Next, we examined the cytoplasmic leptin concentration at the same time points by western blotting (Figure 1C).
However, because of their similar cell sizes and cytoplasmic granularities, flow cytometry cannot readily distinguish eosinophils from basophils in the granulocyte population of the scatterplot (Friebel & Renwrantz 1995, Salimi et al.
The cell wall was composed of an outer membrane, a distinct cytoplasmic (inner) membrane enclosing a periplasmic space.
M30 antibody detects degraded fragments of cytokeratin 18 (dCK18) in the cytoplasm of a cell undergoing apoptosis and is considered the cytoplasmic end product of apoptosis.
Antineutrophil cytoplasmic antibodies reacting with human neutrophil elastase as a diagnostic marker for cocaine-induced midline destructive lesions but not autoimmune vasculitis.
ANCAs come in two types: cytoplasmic (cANCA), which are antibodies directed against proteinase 3, and perinuclear (pANCA), directed most often against myeloperoxidase.

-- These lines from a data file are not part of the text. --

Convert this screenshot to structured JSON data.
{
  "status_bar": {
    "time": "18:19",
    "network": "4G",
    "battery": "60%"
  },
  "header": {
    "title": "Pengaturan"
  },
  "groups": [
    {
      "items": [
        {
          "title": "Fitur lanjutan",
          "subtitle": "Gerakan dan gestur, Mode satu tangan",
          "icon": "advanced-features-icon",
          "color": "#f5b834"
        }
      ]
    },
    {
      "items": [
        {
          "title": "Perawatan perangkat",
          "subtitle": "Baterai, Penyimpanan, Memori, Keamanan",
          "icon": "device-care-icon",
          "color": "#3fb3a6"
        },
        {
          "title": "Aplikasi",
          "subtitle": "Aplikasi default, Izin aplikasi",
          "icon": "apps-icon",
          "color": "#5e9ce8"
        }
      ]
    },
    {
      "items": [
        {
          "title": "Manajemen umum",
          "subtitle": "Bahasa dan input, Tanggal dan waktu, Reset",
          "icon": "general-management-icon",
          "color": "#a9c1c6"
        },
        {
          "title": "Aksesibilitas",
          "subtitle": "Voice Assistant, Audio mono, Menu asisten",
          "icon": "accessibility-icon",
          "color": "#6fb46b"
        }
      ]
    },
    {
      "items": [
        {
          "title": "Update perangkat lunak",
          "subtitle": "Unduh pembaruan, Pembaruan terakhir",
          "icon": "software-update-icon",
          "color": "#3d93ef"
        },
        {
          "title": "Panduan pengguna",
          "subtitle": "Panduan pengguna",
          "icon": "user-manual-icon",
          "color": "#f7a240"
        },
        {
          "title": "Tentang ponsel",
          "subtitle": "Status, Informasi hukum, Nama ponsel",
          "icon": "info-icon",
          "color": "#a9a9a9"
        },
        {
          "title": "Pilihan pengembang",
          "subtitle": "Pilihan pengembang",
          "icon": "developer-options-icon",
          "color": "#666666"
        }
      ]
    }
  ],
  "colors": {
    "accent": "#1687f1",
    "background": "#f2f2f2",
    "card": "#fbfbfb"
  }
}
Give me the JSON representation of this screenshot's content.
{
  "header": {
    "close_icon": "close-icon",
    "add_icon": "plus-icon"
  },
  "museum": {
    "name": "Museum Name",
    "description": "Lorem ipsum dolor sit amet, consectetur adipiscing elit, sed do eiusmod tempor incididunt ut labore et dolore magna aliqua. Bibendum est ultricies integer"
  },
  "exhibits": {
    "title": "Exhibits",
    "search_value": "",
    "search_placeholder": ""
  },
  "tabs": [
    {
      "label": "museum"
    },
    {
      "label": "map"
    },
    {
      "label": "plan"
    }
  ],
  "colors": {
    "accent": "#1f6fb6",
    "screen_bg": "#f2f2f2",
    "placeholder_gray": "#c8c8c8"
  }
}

The abundant cytoplasmic inclusions in neutrophilic leukocytes (black arrow) morphologically resemble Dohle bodies, which are frequently found in macrothrombocytopenias, such as May-Hegglin anomaly (1).
These products have been carefully selected for their excellent performance and reliability as loading controls, as well as their accuracy as nuclear and cytoplasmic cell fractionation markers.
It has been reported that QACs are membrane-active agents (18) (target site predominantly at the cytoplasmic inner membrane in bacteria).
It seems to exert its effects primarily by disrupting the cellular cytoplasmic membrane.
At the same time, it is in balance with the cellular fluid due to opposed Donnan effects (of cytoplasmic proteins and of ECF sodium) (Leaf, 1959; Nguyen & Kurtz, 2006; Kurbel, 2008).